Instrumental variable estimation of early treatment effect in randomized screening trials

Lifetime Data Anal. 2021 Oct;27(4):537-560. doi: 10.1007/s10985-021-09527-3. Epub 2021 Jul 12.


The primary analysis of randomized screening trials for cancer typically adheres to the intention-to-screen principle, measuring cancer-specific mortality reductions between screening and control arms. These mortality reductions result from a combination of the screening regimen, screening technology and the effect of the early, screening-induced, treatment. This motivates addressing these different aspects separately. Here we are interested in the causal effect of early versus delayed treatments on cancer mortality among the screening-detectable subgroup, which under certain assumptions is estimable from conventional randomized screening trial using instrumental variable type methods. To define the causal effect of interest, we formulate a simplified structural multi-state model for screening trials, based on a hypothetical intervention trial where screening detected individuals would be randomized into early versus delayed treatments. The cancer-specific mortality reductions after screening detection are quantified by a cause-specific hazard ratio. For this, we propose two estimators, based on an estimating equation and a likelihood expression. The methods extend existing instrumental variable methods for time-to-event and competing risks outcomes to time-dependent intermediate variables. Using the multi-state model as the basis of a data generating mechanism, we investigate the performance of the new estimators through simulation studies. In addition, we illustrate the proposed method in the context of CT screening for lung cancer using the US National Lung Screening Trial data.

Keywords: Causal inference; Instrumental variable estimation; Multi-state model; Randomized screening trial.

Publication types
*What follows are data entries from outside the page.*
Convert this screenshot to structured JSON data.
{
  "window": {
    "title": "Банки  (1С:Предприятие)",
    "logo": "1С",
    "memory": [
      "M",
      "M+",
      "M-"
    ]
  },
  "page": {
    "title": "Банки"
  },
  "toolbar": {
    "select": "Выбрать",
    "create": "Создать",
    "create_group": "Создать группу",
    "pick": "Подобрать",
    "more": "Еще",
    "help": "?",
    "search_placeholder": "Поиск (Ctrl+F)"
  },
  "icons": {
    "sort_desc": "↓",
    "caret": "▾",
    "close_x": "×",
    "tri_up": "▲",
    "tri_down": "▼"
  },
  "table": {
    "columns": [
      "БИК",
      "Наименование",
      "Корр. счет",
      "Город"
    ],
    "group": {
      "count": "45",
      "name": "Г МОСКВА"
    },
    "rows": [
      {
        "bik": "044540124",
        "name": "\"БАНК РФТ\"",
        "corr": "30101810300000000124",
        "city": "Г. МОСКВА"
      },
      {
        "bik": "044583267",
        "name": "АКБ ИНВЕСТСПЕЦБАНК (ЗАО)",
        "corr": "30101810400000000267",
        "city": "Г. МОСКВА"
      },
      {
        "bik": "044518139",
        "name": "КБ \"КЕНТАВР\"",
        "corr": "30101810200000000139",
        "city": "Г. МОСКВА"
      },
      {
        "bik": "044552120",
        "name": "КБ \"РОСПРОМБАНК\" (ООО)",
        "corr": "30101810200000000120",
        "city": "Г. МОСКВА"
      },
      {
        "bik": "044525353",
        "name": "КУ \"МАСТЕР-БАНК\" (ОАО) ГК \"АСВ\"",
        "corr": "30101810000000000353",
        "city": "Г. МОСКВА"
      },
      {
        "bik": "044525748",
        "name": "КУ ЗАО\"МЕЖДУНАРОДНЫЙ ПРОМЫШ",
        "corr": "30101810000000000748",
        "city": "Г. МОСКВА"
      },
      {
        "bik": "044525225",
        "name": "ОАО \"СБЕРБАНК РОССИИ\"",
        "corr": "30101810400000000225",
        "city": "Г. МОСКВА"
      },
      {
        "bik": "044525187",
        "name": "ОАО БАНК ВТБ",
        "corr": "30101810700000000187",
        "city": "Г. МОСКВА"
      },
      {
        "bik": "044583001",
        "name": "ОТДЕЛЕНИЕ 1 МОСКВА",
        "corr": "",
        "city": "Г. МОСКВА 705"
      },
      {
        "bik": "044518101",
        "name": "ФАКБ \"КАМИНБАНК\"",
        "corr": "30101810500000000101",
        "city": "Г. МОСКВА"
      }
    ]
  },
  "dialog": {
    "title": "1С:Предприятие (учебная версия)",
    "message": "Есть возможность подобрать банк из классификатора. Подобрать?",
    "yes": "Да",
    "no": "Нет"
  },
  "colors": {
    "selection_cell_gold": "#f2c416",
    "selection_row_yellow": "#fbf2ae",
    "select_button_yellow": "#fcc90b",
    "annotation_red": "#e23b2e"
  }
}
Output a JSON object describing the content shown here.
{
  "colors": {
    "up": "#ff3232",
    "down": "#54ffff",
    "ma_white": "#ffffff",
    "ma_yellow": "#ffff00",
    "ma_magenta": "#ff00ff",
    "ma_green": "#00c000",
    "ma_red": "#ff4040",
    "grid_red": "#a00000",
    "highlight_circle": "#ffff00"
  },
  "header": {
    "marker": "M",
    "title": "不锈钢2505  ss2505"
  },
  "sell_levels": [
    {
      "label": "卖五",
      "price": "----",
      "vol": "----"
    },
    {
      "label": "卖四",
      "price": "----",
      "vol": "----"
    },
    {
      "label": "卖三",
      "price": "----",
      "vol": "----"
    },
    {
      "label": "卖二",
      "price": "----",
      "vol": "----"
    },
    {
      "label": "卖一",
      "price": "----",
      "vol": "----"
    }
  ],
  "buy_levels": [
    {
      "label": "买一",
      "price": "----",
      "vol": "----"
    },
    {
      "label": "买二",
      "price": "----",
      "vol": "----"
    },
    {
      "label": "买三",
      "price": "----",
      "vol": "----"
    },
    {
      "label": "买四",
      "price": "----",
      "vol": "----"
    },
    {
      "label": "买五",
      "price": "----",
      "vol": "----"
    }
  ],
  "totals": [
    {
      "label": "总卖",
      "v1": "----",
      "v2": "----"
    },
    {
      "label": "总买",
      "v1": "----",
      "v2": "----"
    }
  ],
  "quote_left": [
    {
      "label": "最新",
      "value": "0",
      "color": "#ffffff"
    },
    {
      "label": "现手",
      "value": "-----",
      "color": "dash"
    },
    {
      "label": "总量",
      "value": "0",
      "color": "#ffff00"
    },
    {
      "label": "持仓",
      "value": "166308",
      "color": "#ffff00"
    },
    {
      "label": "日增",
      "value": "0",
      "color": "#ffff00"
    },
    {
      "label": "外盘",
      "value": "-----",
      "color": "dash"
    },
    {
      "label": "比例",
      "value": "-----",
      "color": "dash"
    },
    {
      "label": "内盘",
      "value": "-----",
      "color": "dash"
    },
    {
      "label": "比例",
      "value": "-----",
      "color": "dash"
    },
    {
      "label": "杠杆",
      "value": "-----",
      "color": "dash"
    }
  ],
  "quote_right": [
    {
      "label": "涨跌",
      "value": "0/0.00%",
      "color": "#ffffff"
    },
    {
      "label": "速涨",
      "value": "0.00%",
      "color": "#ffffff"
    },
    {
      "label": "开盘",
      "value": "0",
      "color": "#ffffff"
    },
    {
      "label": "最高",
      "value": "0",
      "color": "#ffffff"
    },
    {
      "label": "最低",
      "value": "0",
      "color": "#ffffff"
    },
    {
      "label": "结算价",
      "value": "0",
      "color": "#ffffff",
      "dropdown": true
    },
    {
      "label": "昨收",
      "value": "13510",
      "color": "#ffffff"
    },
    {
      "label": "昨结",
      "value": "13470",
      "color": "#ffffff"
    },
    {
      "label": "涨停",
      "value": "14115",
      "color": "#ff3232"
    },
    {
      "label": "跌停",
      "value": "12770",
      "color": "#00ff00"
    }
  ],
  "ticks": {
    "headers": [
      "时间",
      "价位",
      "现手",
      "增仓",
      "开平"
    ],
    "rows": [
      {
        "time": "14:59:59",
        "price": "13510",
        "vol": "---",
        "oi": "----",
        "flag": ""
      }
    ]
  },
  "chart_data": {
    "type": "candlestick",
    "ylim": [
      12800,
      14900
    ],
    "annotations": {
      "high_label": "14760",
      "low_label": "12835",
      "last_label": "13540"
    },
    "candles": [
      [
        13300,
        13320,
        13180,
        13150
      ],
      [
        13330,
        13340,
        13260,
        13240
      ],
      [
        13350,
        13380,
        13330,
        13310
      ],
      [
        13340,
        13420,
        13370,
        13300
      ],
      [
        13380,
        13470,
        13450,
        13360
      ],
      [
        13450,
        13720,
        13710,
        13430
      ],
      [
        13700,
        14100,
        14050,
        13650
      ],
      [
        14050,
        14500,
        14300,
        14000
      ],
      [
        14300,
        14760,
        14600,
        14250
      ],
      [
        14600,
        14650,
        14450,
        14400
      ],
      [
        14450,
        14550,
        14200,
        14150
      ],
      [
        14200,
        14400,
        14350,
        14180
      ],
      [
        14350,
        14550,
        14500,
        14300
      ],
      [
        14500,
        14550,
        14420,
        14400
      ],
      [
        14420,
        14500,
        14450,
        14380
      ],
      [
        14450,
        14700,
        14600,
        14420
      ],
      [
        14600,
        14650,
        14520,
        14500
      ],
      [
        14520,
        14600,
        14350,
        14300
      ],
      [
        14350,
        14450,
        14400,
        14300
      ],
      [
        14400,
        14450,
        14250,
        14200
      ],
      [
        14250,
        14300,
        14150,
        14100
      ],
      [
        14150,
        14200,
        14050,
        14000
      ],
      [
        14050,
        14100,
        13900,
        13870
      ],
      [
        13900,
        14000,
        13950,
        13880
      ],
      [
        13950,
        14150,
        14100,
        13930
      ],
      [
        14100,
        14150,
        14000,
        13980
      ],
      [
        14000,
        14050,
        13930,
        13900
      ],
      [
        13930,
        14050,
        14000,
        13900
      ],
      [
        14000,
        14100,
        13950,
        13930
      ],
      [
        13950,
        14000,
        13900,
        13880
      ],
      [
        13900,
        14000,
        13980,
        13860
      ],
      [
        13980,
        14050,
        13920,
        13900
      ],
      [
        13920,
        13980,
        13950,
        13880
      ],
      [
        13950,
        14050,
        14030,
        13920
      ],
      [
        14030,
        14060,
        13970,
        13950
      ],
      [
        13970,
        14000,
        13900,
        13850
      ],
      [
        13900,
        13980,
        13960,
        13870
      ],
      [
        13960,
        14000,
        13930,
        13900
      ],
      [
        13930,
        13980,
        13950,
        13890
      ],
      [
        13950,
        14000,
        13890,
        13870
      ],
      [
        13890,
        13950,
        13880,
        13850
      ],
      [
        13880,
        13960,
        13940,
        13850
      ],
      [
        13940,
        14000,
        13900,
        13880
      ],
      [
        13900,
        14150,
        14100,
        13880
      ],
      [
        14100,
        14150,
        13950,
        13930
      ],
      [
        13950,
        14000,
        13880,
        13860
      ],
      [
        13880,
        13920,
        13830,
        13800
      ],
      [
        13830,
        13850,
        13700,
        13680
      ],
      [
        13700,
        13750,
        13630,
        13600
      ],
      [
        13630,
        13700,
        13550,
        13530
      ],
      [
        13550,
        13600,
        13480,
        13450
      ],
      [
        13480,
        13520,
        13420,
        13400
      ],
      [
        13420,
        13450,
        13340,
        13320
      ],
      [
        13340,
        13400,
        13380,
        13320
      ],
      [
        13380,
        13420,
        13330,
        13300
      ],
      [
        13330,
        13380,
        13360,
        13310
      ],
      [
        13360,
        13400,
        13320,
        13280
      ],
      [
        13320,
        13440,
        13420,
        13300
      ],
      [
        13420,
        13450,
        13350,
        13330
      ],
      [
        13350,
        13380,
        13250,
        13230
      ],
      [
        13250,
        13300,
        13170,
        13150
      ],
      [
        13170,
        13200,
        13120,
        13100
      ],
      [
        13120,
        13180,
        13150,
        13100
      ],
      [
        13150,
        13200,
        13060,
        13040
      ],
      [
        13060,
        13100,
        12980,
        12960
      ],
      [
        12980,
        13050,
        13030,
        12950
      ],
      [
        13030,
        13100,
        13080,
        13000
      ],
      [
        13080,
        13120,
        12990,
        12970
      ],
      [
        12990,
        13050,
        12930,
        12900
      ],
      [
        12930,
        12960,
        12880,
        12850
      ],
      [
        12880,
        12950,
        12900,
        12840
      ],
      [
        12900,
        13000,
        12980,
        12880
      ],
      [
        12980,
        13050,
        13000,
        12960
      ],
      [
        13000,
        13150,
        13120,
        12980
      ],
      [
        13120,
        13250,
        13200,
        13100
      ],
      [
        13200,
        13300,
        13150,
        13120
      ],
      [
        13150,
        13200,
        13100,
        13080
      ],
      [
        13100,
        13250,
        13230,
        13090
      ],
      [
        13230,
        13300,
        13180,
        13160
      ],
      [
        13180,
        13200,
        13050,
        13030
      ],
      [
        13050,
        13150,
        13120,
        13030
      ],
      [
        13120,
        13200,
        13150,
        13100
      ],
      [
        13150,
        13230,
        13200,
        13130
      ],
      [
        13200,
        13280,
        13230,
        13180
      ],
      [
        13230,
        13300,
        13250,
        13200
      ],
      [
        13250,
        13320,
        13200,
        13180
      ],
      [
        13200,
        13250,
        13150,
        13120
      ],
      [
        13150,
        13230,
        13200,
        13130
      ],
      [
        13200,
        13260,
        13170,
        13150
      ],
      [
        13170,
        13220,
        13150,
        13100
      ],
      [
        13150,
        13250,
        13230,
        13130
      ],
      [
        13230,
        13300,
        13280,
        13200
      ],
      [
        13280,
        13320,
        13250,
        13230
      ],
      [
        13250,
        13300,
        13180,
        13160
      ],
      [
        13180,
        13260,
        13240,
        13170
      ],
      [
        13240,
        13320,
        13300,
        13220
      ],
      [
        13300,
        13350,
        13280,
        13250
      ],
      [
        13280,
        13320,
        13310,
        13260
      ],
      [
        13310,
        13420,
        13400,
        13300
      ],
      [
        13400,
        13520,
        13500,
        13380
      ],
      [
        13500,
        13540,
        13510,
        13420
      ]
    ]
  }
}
  • Research Support, Non-U.S. Gov't

MeSH terms

  • Causality
  • Computer Simulation
  • Humans
  • Probability
  • Proportional Hazards Models
  • Research Design*